About two-thirds of Japan is covered completely with trees, with around 40% being artificially planted after the war. To maintain the forest’s health, trees must be routinely harvested and replanted, however declining import costs have resulted in little incentive to use the country’s wood, meaning forests are left unharvested and unmaintained, increasing the risk of disasters such as landslides.
In response, we wanted to create a unique and scalable use for wood that can not only motivate the country to upkeep and sustain the forests, but also inspire a new appreciation of the trees to future generations. The result is Forest Crayons: an innovative use for wood that transforms Japanese trees into a beautiful palette of naturally coloured crayons.
While the colour of wood is often thought of as simply ‘brown’, Forest Crayons reveals the vast spectrum of hues that exist in the forest. From the light green of magnolia, to the deep turquoise of fungus stained wood, each crayon exhibits a distinct colour determined not only by the species of tree but also the conditions in which it is grown. No matter what its shape, composition or defect, any piece of wood from the lumber yard can be transformed into a crayon, embracing the natural inconsistencies of the material to make each set of Forest Crayons truly unique.

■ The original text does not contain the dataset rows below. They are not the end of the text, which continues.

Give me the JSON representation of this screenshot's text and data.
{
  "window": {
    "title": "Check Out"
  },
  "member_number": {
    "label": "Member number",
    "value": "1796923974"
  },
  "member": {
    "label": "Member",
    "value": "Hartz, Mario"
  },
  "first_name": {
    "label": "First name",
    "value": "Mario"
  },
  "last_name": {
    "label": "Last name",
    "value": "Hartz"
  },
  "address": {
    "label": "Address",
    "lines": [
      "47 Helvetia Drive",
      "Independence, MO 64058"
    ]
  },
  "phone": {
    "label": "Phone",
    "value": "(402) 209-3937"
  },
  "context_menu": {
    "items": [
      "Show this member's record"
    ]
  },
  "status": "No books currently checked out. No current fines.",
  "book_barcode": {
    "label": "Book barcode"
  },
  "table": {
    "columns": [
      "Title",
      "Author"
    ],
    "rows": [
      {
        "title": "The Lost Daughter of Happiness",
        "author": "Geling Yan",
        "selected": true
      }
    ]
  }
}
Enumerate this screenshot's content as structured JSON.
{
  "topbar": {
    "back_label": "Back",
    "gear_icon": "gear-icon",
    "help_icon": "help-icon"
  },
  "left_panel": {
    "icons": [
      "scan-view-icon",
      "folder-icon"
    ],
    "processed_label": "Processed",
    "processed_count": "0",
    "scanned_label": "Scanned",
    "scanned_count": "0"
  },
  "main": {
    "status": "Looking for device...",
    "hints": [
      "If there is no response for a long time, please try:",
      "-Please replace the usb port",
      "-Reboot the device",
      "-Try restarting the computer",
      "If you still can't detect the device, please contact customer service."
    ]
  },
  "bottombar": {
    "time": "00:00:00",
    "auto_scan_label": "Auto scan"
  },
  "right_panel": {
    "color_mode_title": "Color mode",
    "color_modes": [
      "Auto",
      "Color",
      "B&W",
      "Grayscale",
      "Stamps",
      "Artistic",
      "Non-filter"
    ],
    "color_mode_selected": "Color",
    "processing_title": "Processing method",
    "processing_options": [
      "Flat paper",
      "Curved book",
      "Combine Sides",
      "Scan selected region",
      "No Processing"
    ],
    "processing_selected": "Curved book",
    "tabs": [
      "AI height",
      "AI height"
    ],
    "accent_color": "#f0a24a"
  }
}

Developed as part of a program supported by the Japanese Forestry Agency, we are now looking to bring Forest Crayons to market in hopes to not only breathe new life into Japanese wood, but also ignite a new appreciation for the country’s forests like never before.